Look through the entries below and return all lines including the word "text".

* _DATA TO PROCESS_:
* * * * * * * * *

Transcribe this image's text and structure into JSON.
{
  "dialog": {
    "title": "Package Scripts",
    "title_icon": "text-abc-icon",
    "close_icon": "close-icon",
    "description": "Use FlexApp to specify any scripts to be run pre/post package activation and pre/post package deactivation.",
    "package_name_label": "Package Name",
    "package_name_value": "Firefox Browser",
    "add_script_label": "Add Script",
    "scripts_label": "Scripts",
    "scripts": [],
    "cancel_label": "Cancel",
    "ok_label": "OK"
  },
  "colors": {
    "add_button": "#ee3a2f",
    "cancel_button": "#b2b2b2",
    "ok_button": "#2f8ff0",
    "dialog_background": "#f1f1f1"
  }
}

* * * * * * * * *

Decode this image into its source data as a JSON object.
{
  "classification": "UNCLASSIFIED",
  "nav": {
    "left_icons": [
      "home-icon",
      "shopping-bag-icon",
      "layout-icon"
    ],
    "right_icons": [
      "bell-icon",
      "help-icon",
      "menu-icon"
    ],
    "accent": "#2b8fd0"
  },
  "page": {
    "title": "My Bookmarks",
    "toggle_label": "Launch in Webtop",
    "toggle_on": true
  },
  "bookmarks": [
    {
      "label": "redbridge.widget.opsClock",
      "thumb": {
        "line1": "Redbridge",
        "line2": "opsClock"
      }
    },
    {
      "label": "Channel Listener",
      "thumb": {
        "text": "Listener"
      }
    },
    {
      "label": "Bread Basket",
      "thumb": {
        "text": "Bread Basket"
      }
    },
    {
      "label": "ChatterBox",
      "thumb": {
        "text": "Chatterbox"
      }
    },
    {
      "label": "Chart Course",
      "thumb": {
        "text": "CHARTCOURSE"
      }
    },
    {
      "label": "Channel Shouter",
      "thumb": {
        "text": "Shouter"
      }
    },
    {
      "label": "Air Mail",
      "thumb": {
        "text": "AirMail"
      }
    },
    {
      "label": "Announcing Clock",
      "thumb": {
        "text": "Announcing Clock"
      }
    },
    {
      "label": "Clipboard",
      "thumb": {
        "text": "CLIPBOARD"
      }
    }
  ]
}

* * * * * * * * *

* _ANSWER TO THIS TASK_:
Transcribe this image's text and structure into JSON.
    "title_icon": "text-abc-icon",
        "text": "Listener"
        "text": "Bread Basket"
        "text": "Chatterbox"
        "text": "CHARTCOURSE"
        "text": "Shouter"
        "text": "AirMail"
        "text": "Announcing Clock"
        "text": "CLIPBOARD"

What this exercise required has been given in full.